** Opening DATA UNDER STUDY block **
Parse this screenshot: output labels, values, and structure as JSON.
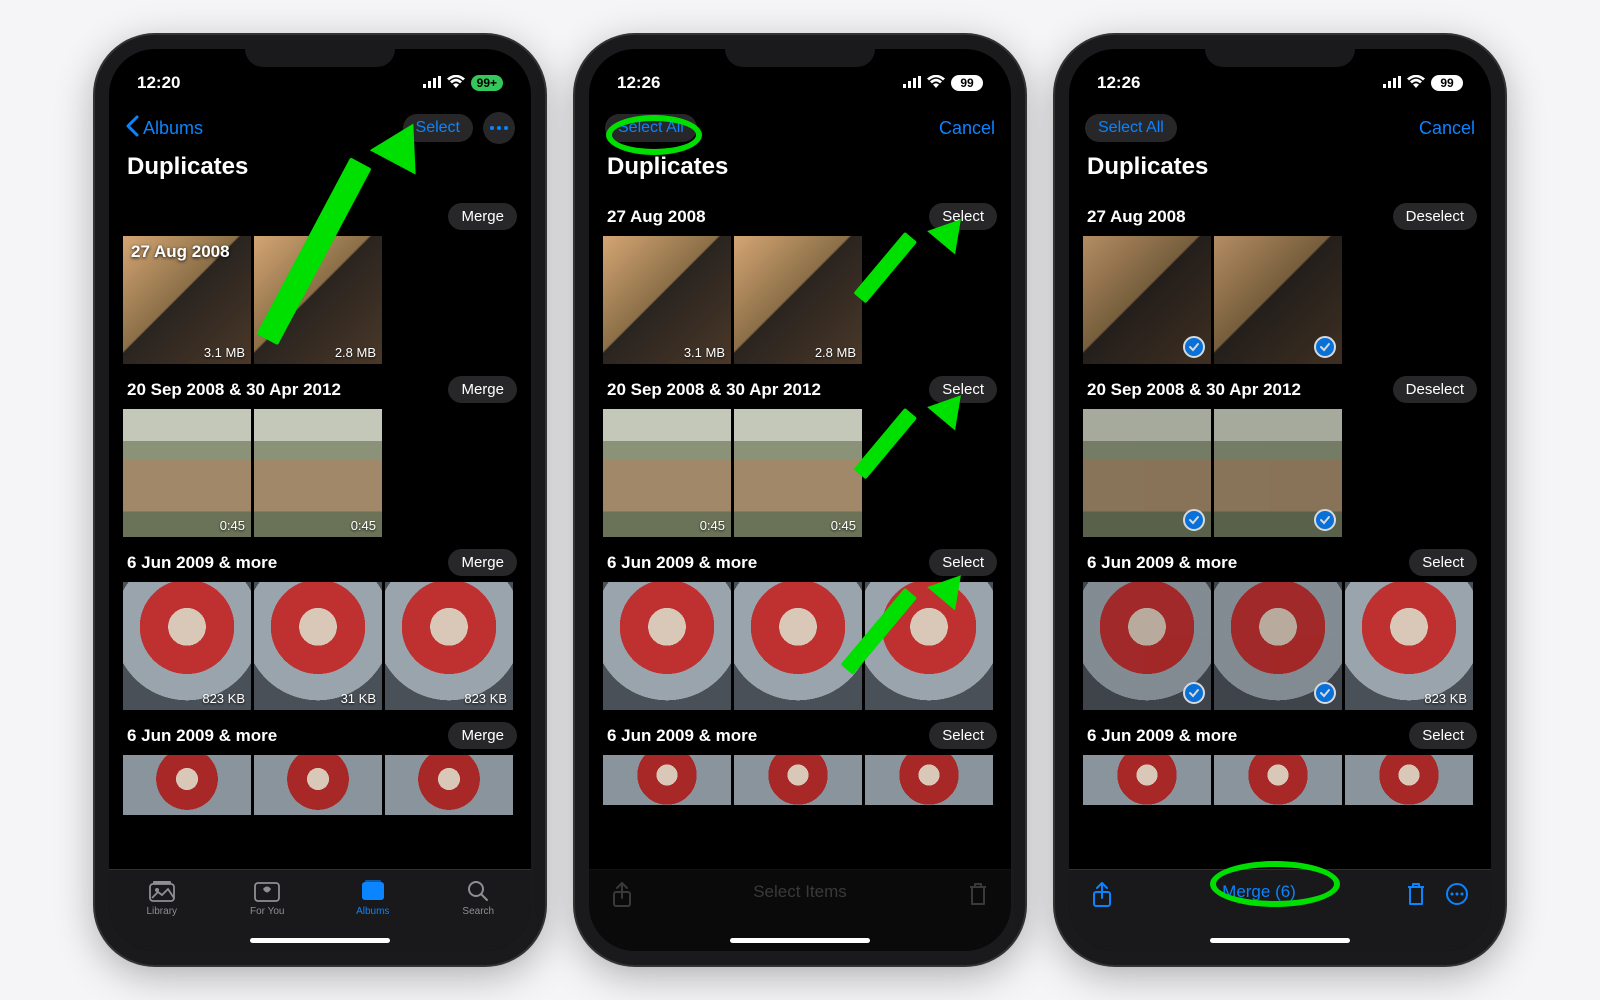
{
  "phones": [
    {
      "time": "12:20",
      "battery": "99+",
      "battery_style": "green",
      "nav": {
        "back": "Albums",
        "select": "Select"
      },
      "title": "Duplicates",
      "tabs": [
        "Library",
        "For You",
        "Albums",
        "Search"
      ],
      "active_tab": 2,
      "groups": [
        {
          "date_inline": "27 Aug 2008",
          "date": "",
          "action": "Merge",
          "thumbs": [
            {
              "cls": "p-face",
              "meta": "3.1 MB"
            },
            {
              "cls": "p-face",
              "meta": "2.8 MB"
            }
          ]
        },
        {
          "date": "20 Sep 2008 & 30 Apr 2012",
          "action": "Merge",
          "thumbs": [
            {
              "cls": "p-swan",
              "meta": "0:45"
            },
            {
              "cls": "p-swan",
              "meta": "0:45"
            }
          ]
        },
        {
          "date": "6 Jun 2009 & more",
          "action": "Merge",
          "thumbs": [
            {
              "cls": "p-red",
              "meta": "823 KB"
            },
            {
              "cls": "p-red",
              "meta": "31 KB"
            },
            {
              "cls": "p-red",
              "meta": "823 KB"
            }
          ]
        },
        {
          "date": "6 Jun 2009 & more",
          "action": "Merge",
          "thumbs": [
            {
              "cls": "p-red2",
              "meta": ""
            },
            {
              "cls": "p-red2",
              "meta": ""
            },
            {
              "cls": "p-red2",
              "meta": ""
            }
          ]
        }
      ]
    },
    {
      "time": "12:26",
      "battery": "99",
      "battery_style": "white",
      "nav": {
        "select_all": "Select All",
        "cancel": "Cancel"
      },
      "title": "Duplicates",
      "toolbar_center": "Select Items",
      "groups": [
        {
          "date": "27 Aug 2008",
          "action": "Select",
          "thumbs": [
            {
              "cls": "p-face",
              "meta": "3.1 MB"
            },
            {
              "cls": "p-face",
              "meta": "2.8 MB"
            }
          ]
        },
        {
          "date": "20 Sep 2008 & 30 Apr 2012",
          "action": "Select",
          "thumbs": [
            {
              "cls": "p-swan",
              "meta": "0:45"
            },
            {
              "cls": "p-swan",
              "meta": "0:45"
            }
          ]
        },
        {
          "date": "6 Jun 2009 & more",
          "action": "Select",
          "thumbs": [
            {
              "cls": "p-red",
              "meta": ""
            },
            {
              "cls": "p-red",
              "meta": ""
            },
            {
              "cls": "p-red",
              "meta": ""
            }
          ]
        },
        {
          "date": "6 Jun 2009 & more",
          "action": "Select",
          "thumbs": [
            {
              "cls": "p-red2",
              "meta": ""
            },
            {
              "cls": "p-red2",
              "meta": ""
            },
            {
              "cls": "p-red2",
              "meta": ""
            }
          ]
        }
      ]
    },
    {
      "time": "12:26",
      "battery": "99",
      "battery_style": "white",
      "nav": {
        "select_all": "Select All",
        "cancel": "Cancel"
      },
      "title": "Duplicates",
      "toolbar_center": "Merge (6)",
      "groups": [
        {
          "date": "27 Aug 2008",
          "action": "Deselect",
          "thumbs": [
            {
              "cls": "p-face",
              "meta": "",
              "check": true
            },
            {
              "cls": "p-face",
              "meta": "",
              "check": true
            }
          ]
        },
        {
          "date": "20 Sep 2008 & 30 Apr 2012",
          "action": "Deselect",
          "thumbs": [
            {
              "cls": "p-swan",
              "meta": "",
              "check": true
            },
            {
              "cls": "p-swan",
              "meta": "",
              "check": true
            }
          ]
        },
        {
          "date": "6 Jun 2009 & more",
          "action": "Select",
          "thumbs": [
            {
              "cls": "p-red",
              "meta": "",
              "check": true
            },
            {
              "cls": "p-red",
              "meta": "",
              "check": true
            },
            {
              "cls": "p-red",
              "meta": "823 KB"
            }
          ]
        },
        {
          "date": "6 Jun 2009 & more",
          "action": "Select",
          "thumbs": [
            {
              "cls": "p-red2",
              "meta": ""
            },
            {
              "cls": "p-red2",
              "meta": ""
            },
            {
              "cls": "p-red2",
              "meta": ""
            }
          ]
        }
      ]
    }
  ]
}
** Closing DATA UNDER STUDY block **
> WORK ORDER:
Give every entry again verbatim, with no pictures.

> OUTPUT FOR THIS EXERCISE:
Parse this screenshot: output labels, values, and structure as JSON.
{
  "phones": [
    {
      "time": "12:20",
      "battery": "99+",
      "battery_style": "green",
      "nav": {
        "back": "Albums",
        "select": "Select"
      },
      "title": "Duplicates",
      "tabs": [
        "Library",
        "For You",
        "Albums",
        "Search"
      ],
      "active_tab": 2,
      "groups": [
        {
          "date_inline": "27 Aug 2008",
          "date": "",
          "action": "Merge",
          "thumbs": [
            {
              "cls": "p-face",
              "meta": "3.1 MB"
            },
            {
              "cls": "p-face",
              "meta": "2.8 MB"
            }
          ]
        },
        {
          "date": "20 Sep 2008 & 30 Apr 2012",
          "action": "Merge",
          "thumbs": [
            {
              "cls": "p-swan",
              "meta": "0:45"
            },
            {
              "cls": "p-swan",
              "meta": "0:45"
            }
          ]
        },
        {
          "date": "6 Jun 2009 & more",
          "action": "Merge",
          "thumbs": [
            {
              "cls": "p-red",
              "meta": "823 KB"
            },
            {
              "cls": "p-red",
              "meta": "31 KB"
            },
            {
              "cls": "p-red",
              "meta": "823 KB"
            }
          ]
        },
        {
          "date": "6 Jun 2009 & more",
          "action": "Merge",
          "thumbs": [
            {
              "cls": "p-red2",
              "meta": ""
            },
            {
              "cls": "p-red2",
              "meta": ""
            },
            {
              "cls": "p-red2",
              "meta": ""
            }
          ]
        }
      ]
    },
    {
      "time": "12:26",
      "battery": "99",
      "battery_style": "white",
      "nav": {
        "select_all": "Select All",
        "cancel": "Cancel"
      },
      "title": "Duplicates",
      "toolbar_center": "Select Items",
      "groups": [
        {
          "date": "27 Aug 2008",
          "action": "Select",
          "thumbs": [
            {
              "cls": "p-face",
              "meta": "3.1 MB"
            },
            {
              "cls": "p-face",
              "meta": "2.8 MB"
            }
          ]
        },
        {
          "date": "20 Sep 2008 & 30 Apr 2012",
          "action": "Select",
          "thumbs": [
            {
              "cls": "p-swan",
              "meta": "0:45"
            },
            {
              "cls": "p-swan",
              "meta": "0:45"
            }
          ]
        },
        {
          "date": "6 Jun 2009 & more",
          "action": "Select",
          "thumbs": [
            {
              "cls": "p-red",
              "meta": ""
            },
            {
              "cls": "p-red",
              "meta": ""
            },
            {
              "cls": "p-red",
              "meta": ""
            }
          ]
        },
        {
          "date": "6 Jun 2009 & more",
          "action": "Select",
          "thumbs": [
            {
              "cls": "p-red2",
              "meta": ""
            },
            {
              "cls": "p-red2",
              "meta": ""
            },
            {
              "cls": "p-red2",
              "meta": ""
            }
          ]
        }
      ]
    },
    {
      "time": "12:26",
      "battery": "99",
      "battery_style": "white",
      "nav": {
        "select_all": "Select All",
        "cancel": "Cancel"
      },
      "title": "Duplicates",
      "toolbar_center": "Merge (6)",
      "groups": [
        {
          "date": "27 Aug 2008",
          "action": "Deselect",
          "thumbs": [
            {
              "cls": "p-face",
              "meta": "",
              "check": true
            },
            {
              "cls": "p-face",
              "meta": "",
              "check": true
            }
          ]
        },
        {
          "date": "20 Sep 2008 & 30 Apr 2012",
          "action": "Deselect",
          "thumbs": [
            {
              "cls": "p-swan",
              "meta": "",
              "check": true
            },
            {
              "cls": "p-swan",
              "meta": "",
              "check": true
            }
          ]
        },
        {
          "date": "6 Jun 2009 & more",
          "action": "Select",
          "thumbs": [
            {
              "cls": "p-red",
              "meta": "",
              "check": true
            },
            {
              "cls": "p-red",
              "meta": "",
              "check": true
            },
            {
              "cls": "p-red",
              "meta": "823 KB"
            }
          ]
        },
        {
          "date": "6 Jun 2009 & more",
          "action": "Select",
          "thumbs": [
            {
              "cls": "p-red2",
              "meta": ""
            },
            {
              "cls": "p-red2",
              "meta": ""
            },
            {
              "cls": "p-red2",
              "meta": ""
            }
          ]
        }
      ]
    }
  ]
}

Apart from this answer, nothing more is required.